The first area of federal funding reduction was for covering patients in the Medicare and Medicaid programs, and the second area of reduction was the money paid to hospitals to offset the cost of caring for the uninsured, according to the MHA survey. The association projects those federal cuts, coming in part because of the federal budget sequestration last year, will total $4 billion by 2019.
The survey, which drew responses from 84 hospitals in Missouri, shows the cuts impact more than staffing. The MHA says some member hospitals have stopped construction projects and equipment purchases and as well as outreach services for rural health clinics. “We’re starting to see medical deserts created in parts of the state,” Missouri Hospital Association CEO Herb Kuhn told the Associated Press Wednesday.
The MHA is working with the Missouri Chamber of Commerce and Industry to persuade the state General Assembly to expand Medicaid eligibility, which they say would bring in the money hospitals need to avoid further cutbacks.
“So much of this debate has been about the philosophical dilemma over reforming Medicaid,” Dan Mehan, the Missouri Chamber president and CEO, said in a news release. “We are here today to demonstrate the very real dilemmas of inaction.

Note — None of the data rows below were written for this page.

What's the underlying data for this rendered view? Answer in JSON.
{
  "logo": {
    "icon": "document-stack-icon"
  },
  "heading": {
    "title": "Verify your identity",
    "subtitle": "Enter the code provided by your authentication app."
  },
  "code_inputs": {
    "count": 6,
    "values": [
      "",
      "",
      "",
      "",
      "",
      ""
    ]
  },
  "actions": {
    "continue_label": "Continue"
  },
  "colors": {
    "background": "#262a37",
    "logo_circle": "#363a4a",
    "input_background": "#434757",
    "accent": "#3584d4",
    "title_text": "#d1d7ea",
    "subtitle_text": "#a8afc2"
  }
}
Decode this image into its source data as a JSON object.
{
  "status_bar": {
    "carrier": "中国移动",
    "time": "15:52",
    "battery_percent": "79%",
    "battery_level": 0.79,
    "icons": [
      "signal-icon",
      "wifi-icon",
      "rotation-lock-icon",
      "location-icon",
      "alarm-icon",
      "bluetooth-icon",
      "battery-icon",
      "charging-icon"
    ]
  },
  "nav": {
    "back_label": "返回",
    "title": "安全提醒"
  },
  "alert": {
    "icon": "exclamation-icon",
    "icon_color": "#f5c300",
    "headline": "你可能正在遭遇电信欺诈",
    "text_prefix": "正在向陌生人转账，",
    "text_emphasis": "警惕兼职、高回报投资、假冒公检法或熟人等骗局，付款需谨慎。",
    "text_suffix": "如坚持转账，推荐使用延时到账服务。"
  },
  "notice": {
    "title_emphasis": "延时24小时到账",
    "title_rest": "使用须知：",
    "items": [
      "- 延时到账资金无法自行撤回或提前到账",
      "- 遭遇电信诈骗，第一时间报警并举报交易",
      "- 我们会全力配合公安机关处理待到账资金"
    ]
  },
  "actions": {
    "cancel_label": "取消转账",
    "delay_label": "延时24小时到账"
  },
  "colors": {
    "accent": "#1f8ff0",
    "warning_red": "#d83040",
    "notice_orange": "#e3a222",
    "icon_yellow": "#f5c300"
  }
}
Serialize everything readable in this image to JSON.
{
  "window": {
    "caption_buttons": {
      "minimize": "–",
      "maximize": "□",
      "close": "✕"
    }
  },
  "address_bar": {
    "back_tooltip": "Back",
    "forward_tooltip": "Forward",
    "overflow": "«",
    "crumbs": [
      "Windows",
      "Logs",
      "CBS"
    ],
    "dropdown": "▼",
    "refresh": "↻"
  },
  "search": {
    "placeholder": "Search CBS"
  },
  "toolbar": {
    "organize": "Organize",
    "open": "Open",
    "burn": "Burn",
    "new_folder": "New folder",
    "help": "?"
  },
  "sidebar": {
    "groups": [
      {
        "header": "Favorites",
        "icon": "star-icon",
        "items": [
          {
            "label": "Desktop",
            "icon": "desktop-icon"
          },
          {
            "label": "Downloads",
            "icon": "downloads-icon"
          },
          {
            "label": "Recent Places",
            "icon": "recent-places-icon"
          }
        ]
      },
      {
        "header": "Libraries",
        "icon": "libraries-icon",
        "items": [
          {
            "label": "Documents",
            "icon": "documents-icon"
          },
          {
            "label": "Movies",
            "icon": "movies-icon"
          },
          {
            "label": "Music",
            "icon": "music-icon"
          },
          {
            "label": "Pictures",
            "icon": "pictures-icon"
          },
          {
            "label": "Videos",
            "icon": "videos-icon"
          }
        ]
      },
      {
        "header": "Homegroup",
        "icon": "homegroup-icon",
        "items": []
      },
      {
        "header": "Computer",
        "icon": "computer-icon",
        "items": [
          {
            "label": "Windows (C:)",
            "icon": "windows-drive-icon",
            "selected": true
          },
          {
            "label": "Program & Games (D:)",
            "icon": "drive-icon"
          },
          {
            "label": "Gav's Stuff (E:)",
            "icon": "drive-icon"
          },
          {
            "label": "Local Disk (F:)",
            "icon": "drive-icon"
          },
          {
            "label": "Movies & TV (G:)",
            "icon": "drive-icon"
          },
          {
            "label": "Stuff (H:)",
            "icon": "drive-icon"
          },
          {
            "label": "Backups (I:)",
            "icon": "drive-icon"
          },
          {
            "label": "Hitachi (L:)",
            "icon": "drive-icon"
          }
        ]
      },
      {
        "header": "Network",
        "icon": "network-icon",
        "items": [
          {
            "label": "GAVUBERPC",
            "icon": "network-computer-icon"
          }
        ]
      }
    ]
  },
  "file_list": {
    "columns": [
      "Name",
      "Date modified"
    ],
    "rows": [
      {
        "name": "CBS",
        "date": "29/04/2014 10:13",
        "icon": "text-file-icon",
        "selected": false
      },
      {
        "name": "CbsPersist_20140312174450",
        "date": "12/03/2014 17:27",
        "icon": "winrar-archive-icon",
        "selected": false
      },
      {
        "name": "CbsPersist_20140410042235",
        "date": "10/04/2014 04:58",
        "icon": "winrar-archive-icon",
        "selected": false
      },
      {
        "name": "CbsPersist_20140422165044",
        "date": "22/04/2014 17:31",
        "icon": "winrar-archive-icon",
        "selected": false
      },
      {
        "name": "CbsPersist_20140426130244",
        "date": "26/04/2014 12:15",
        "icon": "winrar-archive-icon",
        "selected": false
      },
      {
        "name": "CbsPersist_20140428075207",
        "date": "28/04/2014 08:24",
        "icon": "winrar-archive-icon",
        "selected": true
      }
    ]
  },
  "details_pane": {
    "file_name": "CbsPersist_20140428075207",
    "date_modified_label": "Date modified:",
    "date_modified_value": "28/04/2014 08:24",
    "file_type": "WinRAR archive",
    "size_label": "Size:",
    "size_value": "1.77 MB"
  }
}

We are talking about real workers who are losing their jobs. We are talking about real community hospitals that will be forced to reduce services or shut their doors. We are talking about real people suffering from heart attacks, strokes or other emergency medical conditions that will have to drive an hour and a half to the nearest hospital.”
The Missouri Chamber has hired former Republican Senator Christopher “Kit” Bond to help its cause. However, Missouri Senate Republicans called bringing Medicaid expansion to the floor for discussion a “nonstarter” this week. In addition, the House on Wednesday held a public hearing on three bills related to Medicaid, and afterward voted against amending the state budget bill to expand the program’s eligibility. Legislators supporting expansion are expected to make more attempts before the session ends May 16.